Segment Start: Data provided
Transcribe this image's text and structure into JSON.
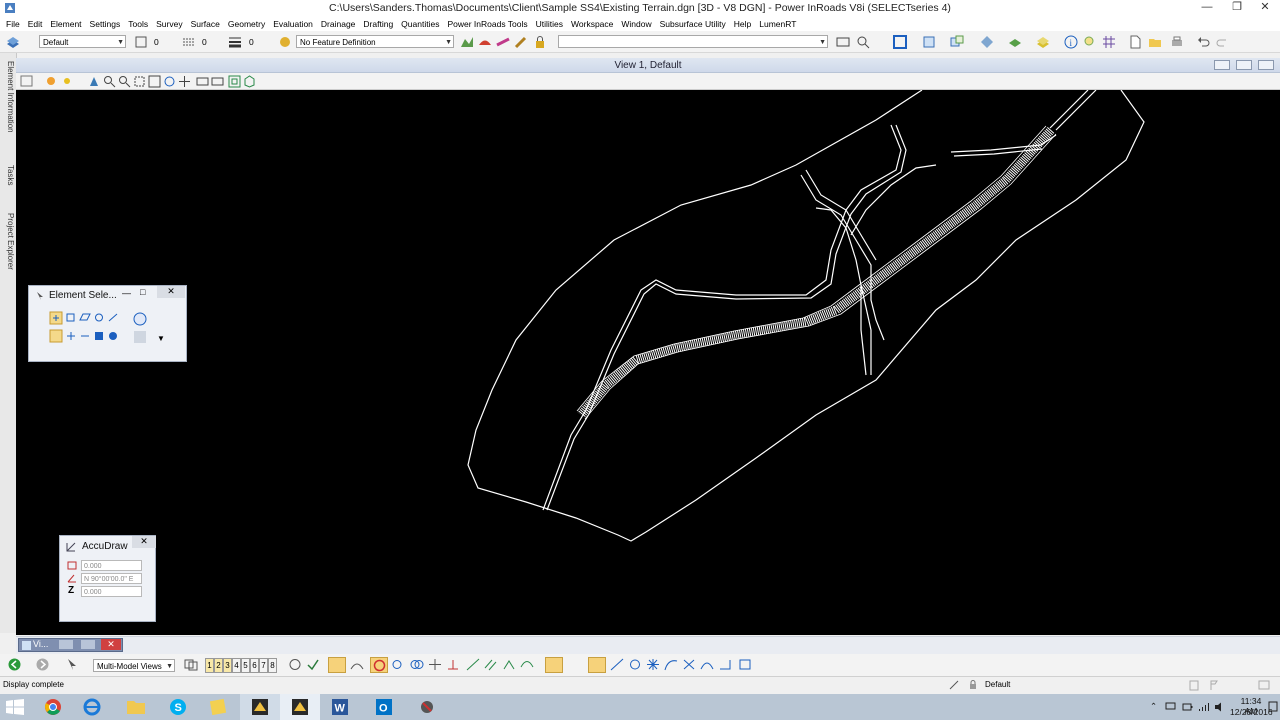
{
  "window": {
    "title": "C:\\Users\\Sanders.Thomas\\Documents\\Client\\Sample SS4\\Existing Terrain.dgn [3D - V8 DGN] - Power InRoads V8i (SELECTseries 4)",
    "minimize": "—",
    "maximize": "❐",
    "close": "✕"
  },
  "menu": [
    "File",
    "Edit",
    "Element",
    "Settings",
    "Tools",
    "Survey",
    "Surface",
    "Geometry",
    "Evaluation",
    "Drainage",
    "Drafting",
    "Quantities",
    "Power InRoads Tools",
    "Utilities",
    "Workspace",
    "Window",
    "Help",
    "Subsurface Utility",
    "Help",
    "LumenRT"
  ],
  "toolbar": {
    "level": "Default",
    "color_value": "0",
    "style_value": "0",
    "weight_value": "0",
    "feature_definition": "No Feature Definition",
    "command_box": ""
  },
  "left_dock": {
    "tab_element_info": "Element Information",
    "tab_tasks": "Tasks",
    "tab_project_explorer": "Project Explorer"
  },
  "view": {
    "title": "View 1, Default"
  },
  "element_selection": {
    "title": "Element Sele..."
  },
  "accudraw": {
    "title": "AccuDraw",
    "distance": "0.000",
    "angle": "N 90°00'00.0\" E",
    "z_label": "Z",
    "z": "0.000"
  },
  "view_tab": {
    "label": "Vi..."
  },
  "bottom_toolbar": {
    "multi_model": "Multi-Model Views",
    "view_numbers": [
      "1",
      "2",
      "3",
      "4",
      "5",
      "6",
      "7",
      "8"
    ]
  },
  "status": {
    "message": "Display complete",
    "active_level": "Default"
  },
  "taskbar": {
    "time": "11:34 AM",
    "date": "12/28/2016"
  },
  "colors": {
    "canvas": "#000000",
    "linework": "#ffffff",
    "taskbar": "#b9c6d4"
  }
}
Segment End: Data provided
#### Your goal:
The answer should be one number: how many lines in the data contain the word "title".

#### Written reply:
4